Saturday, May 30, 2009

Change is Hard - Thoughts on our switch to Gmail

We are in the process of switching our email provider from FirstClass to Google Apps for Education. I am excited about the switch and feel that we will be gaining a great deal by moving to Gmail. However, I do acknowledge that we are also loosing some features (conferences and history to name a few) and that from many user perspectives FirstClass works just fine. Here is part of the email that I sent out to our community. (Thanks to my Twitter network for helping me with this list!)

We believe that Gmail is the best email client for Belmont Hill as an organization. Here are a few of the benefits that Gmail offers:
  • More Space - Share and store large files, emails are saved forever.
  • Collaboration Tools - Collaborate on documents, spreadsheets and presentations.
  • Personal Calendar - One calendar to rule them all.
  • Web Based - Get your email easily anywhere you have web access.

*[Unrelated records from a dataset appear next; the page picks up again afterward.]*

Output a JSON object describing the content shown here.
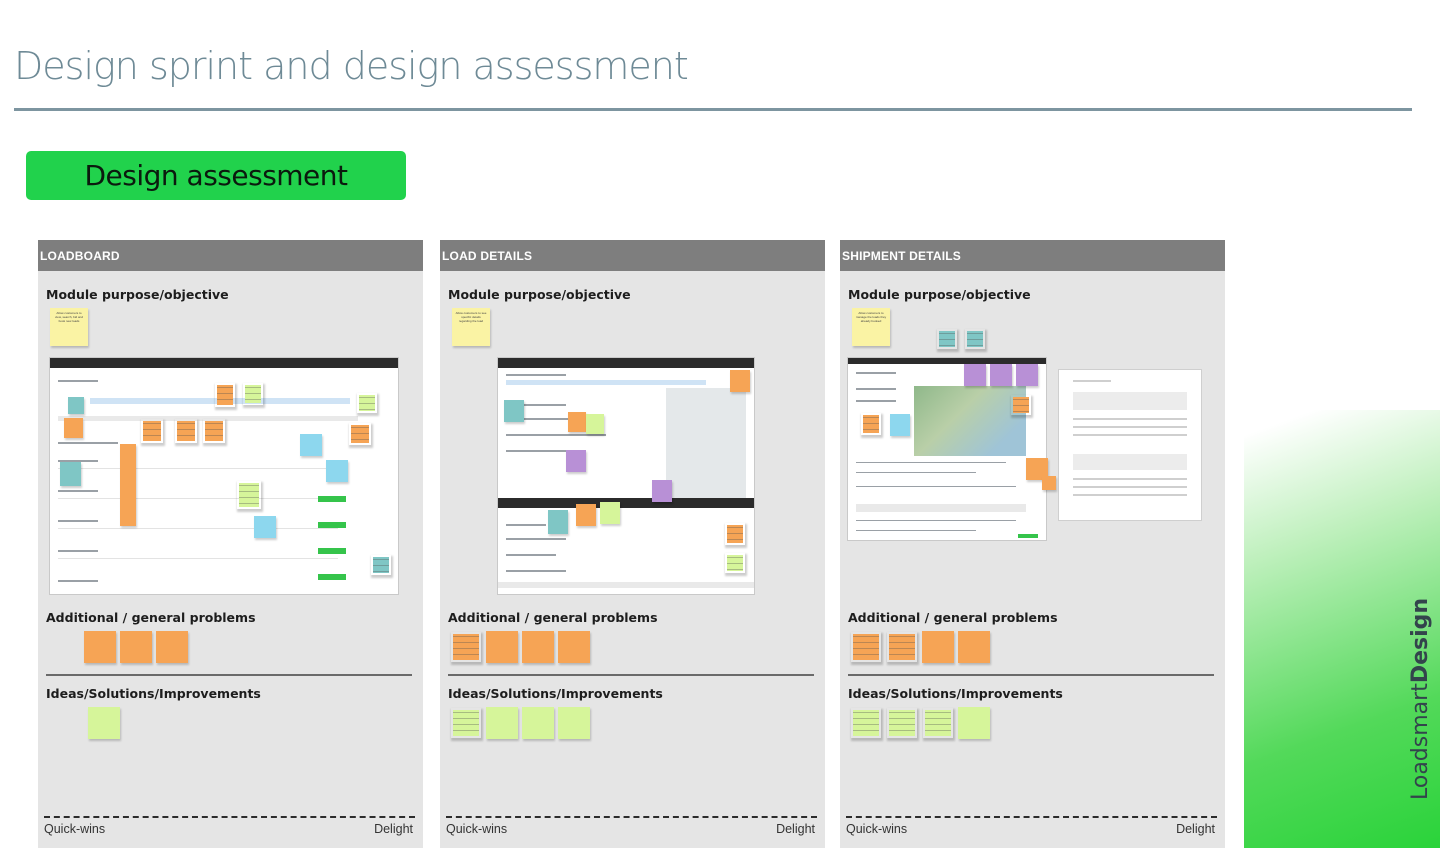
{
  "page": {
    "title": "Design sprint and design assessment",
    "badge": "Design assessment",
    "brand_light": "Loadsmart",
    "brand_bold": "Design"
  },
  "colors": {
    "badge": "#21d24c",
    "title": "#6e8a96",
    "panel_header": "#7e7e7e",
    "panel_bg": "#e5e5e5",
    "sticky_yellow": "#faf3a4",
    "sticky_orange": "#f6a455",
    "sticky_green": "#d6f59a",
    "sticky_teal": "#7fc6c5",
    "sticky_purple": "#b890d6",
    "sticky_blue": "#8dd7ee"
  },
  "panels": [
    {
      "header": "LOADBOARD",
      "purpose_label": "Module purpose/objective",
      "purpose_note": "Allow customers to view, search, bid and book new loads",
      "problems_label": "Additional / general problems",
      "ideas_label": "Ideas/Solutions/Improvements",
      "scale_left": "Quick-wins",
      "scale_right": "Delight"
    },
    {
      "header": "LOAD DETAILS",
      "purpose_label": "Module purpose/objective",
      "purpose_note": "Allow customers to see specific details regarding the load",
      "problems_label": "Additional / general problems",
      "ideas_label": "Ideas/Solutions/Improvements",
      "scale_left": "Quick-wins",
      "scale_right": "Delight"
    },
    {
      "header": "SHIPMENT DETAILS",
      "purpose_label": "Module purpose/objective",
      "purpose_note": "Allow customers to manage the loads they already booked",
      "problems_label": "Additional / general problems",
      "ideas_label": "Ideas/Solutions/Improvements",
      "scale_left": "Quick-wins",
      "scale_right": "Delight"
    }
  ]
}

No client to install.
  • Easy to use - Same interface as regular Gmail, similar to other web based emails (Yahoo, Hotmail).
  • Searchable - No need for folders, search your mail as you would search the web.
  • Portable - Get your email on your mobile phone.
  • Spam Filtering - Built in spam filter catches most unwanted solicitations.
We are excited about this switch, but also recognize that change can be difficult. We ask in advance for your patience and understanding as we embark on this new adventure. We will do everything we can to help make this transition successful.
I started training on Friday and will be training all next week. It has been interesting to see the way different people have responded to the change. Some people are very fearful, some are excited, some are angry, some are anxious, but willing to give it their best.

I wonder if this would be the response to any type of change, or if technological change is more difficult in education?

I wonder what it is like in the business world when these types of technology infrastructure changes take place. Do businesses provide training and information and hand holding? Or are employees just expected to suck it up and deal with it?

If we just expected our teachers to figure it out and deal with it, would they?

What do you think?

Image Source: Mail Box from the Flickr photostream of zizzybaloobah

Tuesday, May 19, 2009

Why spend so much time on this stuff?

I am often asked why I spend so much time on this learning network stuff. In her post, Starting Your Learning Network, Christine Hollingsworth does a brilliant job of answering the question.
"For me, I just can't stop learning. It's what is recharging me professionally right now. Connecting with people from outside of family and consumer sciences and career education has allowed me to consider a variety of perspectives in a non-threatening way. More than once I've read someone's blog post, Twitter message, or listened to a podcast that has challenged my thinking. This is a good thing for someone who has been in education for over 20 years now. Maybe it will be a good thing for you, too."
Thanks so much Christine for saying it so well! I feel exactly the same way. I am hungry to learn and my PLN helps me to do that. The more I learn, the hungrier I am for more. It is a good thing that learning is completely calorie free!

Image Source: The Passage of Time from ToniVC's photostream on Flickr

Thursday, May 7, 2009

Technology To The Rescue

Check out this amazing story of how Rye Country Day School used technology to keep them going while they were closed due to a case of the H1N1 virus. Fred Bartels shares how a Ning he set up for his school took on a life of its own during the closure.

Here is a summary of what happened (written by Fred).
We had an interesting experience with a forced closure this week related to possible H1N1 cases. The closing was initially announced as being for two weeks, but after one day being closed, new CDC recommendations allowed us to reopen. (All our students with the flu are doing well.)

For most of one day, we all thought we would be closed for two weeks, so we started to quickly ramp up possible solutions for keeping courses moving forward. ...As luck would have it, we had created a school Ning a few days before the closure. We viewed it as just an additional communication/collaboration tool should we ever happen to be forced to close. The Ning was basically a shell with only three members. I sent out an email to faculty about 8 pm on the evening of the closure annoucement, letting them know about the ning site, and suggesting that for some things -like discussions- the ning might be a good optional resource. By 4 pm the following day the Ning site had over 200 members, 30 course groups, and a very rapidly developing sense of community.
I think this is a great story of turning adversity into a learning opportunity. Fred's Ning had a true pedogogical purpose and thus it thrived. I think that is the key to most technology successes. As Chris Lehmann
says, "Effective technology is like oxygen, ubiquitous, necessary and invisible." I will be interested to learn how the ning continues to function now that school is back in session.

To learn more, check out the ISEnet ning, where Fred shared his experience as the day unfolded

Image source: Helicopter Rescue Training from koert michiels' photostream on Flickr